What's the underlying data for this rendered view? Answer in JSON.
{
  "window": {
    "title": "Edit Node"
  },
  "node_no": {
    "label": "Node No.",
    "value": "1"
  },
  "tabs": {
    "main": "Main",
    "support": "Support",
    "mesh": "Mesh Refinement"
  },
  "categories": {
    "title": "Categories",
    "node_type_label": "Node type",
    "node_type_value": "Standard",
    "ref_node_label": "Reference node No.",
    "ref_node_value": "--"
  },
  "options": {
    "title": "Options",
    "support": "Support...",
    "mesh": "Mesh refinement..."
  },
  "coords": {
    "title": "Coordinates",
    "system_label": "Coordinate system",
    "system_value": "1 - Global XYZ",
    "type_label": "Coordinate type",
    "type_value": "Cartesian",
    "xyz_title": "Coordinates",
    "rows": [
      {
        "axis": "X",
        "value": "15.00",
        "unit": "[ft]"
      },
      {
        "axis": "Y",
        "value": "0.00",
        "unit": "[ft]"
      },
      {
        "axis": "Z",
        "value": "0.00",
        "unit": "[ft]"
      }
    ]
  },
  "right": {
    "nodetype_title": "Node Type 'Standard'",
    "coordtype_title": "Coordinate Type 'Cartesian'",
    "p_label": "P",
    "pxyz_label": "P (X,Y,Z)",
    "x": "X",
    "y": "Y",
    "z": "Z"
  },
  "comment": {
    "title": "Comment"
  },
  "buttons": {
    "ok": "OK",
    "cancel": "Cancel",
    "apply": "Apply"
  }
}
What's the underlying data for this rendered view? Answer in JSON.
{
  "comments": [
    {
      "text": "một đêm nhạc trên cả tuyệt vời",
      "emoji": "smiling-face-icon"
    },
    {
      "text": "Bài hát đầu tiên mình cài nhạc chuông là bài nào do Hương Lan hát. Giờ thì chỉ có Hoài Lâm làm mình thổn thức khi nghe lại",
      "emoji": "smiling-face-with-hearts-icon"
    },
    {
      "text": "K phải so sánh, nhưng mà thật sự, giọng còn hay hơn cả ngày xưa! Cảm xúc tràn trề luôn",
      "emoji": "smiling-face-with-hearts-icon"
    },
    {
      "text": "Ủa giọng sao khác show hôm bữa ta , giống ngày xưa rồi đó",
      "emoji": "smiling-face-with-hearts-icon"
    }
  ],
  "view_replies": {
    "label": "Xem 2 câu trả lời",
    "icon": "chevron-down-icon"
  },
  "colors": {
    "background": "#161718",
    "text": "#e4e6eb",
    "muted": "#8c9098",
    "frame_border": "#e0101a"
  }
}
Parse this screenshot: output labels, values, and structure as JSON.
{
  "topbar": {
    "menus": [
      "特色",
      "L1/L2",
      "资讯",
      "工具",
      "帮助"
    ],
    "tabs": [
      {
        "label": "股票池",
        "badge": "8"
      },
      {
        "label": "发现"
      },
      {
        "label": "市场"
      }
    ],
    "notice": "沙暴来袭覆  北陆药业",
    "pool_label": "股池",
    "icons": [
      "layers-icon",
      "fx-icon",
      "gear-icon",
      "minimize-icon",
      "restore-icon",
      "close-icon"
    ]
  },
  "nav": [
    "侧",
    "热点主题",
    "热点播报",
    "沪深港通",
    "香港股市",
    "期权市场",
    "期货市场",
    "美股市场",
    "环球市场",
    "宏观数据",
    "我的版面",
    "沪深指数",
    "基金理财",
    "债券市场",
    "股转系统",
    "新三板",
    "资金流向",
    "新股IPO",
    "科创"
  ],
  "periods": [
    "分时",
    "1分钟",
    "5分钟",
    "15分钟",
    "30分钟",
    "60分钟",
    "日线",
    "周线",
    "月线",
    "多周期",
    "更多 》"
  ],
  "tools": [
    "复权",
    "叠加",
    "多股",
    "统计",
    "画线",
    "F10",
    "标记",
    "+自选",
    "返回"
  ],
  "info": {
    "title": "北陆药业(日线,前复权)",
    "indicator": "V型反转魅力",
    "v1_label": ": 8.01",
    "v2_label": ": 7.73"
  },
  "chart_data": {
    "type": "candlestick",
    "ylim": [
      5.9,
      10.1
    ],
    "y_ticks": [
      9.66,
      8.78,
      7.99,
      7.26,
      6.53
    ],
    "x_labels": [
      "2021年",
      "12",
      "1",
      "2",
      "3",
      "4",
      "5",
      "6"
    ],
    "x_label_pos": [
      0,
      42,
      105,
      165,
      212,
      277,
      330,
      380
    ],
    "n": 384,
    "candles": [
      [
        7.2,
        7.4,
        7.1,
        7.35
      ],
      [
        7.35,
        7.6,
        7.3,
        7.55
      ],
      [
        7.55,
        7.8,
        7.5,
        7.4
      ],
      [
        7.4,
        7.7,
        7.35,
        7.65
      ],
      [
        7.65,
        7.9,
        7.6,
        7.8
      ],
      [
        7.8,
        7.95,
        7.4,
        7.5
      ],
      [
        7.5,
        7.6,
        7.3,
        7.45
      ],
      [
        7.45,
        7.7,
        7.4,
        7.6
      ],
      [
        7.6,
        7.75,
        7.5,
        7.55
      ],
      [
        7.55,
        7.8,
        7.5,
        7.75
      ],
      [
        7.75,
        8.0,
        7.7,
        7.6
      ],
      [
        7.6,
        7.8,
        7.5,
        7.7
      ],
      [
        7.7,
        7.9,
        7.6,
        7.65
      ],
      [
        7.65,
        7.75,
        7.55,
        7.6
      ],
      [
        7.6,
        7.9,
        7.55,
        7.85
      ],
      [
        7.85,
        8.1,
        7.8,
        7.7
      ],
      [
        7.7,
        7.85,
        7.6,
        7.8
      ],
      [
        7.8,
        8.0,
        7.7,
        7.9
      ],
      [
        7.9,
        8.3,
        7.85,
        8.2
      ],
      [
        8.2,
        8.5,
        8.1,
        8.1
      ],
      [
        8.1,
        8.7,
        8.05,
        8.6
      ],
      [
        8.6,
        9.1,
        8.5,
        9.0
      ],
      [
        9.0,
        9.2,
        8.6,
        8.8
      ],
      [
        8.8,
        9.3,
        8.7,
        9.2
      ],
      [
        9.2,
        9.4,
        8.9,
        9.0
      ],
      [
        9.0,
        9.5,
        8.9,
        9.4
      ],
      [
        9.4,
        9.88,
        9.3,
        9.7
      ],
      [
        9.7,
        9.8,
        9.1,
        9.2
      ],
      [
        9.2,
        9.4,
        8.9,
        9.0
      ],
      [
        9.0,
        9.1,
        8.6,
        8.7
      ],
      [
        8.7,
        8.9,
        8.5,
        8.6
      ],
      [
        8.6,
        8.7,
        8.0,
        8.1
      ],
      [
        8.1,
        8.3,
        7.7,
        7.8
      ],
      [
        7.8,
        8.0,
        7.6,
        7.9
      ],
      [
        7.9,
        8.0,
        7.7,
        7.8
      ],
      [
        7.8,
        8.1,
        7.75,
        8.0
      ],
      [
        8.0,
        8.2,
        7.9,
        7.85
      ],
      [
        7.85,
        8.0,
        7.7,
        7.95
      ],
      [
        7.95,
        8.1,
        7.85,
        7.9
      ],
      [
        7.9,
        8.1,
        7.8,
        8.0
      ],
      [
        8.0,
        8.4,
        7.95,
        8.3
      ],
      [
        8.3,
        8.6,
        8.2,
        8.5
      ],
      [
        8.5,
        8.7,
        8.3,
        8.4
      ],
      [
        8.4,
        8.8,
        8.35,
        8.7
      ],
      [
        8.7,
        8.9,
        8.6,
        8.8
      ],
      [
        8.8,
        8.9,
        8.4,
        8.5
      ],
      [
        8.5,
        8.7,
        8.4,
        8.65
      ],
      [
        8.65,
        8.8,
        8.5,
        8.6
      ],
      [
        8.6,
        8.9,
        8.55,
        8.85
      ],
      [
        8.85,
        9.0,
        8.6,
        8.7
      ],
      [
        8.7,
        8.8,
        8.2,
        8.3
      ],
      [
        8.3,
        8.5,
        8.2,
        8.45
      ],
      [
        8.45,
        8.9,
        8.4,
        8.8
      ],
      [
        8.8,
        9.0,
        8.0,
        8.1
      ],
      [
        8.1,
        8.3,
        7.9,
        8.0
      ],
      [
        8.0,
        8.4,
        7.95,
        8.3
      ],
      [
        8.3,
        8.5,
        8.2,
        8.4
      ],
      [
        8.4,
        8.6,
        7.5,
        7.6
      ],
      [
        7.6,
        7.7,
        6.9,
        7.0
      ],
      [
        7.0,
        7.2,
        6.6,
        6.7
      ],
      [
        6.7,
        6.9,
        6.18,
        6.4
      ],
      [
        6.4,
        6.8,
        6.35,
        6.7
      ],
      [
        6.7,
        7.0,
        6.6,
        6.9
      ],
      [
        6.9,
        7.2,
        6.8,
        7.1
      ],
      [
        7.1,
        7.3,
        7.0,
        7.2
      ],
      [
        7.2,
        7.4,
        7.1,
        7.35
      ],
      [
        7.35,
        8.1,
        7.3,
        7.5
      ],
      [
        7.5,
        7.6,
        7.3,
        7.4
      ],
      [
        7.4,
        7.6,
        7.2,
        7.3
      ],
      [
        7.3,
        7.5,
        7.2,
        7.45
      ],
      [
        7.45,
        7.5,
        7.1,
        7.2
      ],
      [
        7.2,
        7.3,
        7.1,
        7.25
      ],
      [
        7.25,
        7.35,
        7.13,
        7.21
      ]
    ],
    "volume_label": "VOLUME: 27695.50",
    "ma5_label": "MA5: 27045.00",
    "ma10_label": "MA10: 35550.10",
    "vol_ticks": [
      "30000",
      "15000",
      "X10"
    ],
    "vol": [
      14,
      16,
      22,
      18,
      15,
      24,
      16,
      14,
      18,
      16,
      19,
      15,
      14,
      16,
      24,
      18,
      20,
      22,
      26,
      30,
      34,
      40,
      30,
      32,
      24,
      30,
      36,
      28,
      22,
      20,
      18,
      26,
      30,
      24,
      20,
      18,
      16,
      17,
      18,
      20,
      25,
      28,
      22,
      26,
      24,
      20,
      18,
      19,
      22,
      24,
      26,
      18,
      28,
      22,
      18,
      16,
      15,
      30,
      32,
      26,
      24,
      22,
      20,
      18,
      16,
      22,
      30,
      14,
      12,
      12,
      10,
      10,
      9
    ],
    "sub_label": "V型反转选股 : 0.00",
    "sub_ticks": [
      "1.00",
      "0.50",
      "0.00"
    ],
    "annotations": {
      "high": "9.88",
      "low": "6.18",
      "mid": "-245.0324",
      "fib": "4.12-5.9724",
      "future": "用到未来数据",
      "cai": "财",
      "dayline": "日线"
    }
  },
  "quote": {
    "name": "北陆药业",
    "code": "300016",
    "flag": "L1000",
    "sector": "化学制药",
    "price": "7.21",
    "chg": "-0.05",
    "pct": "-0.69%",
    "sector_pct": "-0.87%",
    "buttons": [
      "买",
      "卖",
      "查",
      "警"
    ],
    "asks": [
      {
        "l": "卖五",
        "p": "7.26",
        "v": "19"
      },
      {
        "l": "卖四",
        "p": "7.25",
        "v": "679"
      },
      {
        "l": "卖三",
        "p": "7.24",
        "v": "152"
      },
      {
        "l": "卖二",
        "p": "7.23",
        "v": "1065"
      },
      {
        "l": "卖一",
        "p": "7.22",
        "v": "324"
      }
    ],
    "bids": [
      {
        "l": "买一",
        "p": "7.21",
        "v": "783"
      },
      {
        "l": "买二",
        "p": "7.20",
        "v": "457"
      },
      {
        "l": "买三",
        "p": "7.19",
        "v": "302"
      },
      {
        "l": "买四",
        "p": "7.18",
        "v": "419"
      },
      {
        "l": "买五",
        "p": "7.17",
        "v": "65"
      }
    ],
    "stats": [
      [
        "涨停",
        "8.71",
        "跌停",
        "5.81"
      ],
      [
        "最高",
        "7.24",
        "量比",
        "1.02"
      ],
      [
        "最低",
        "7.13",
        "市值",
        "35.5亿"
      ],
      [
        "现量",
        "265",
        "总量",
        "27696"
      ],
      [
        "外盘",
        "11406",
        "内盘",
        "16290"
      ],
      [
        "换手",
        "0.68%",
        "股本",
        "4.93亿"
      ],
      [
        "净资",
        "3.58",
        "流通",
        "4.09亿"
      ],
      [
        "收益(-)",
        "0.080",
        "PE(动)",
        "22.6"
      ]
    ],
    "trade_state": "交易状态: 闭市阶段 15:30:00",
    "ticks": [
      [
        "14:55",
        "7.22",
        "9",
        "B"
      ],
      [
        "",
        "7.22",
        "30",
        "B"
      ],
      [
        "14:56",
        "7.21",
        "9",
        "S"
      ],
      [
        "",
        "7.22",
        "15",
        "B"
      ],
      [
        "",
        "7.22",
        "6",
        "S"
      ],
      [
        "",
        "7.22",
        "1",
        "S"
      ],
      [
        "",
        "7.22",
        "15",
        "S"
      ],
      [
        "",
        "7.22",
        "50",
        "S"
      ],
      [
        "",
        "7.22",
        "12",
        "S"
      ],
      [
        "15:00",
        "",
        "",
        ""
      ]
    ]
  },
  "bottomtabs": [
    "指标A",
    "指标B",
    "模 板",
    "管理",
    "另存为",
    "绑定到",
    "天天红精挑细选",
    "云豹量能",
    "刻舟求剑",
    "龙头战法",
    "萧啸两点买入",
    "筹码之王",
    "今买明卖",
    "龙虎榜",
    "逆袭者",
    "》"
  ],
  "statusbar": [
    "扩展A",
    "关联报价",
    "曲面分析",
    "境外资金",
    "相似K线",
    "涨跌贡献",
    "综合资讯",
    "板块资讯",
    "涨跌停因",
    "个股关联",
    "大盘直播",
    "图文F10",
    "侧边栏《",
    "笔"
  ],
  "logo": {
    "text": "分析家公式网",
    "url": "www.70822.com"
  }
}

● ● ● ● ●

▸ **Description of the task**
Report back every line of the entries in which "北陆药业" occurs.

▸ **Task result**
    "notice": "沙暴来袭覆  北陆药业",
    "title": "北陆药业(日线,前复权)",
    "name": "北陆药业",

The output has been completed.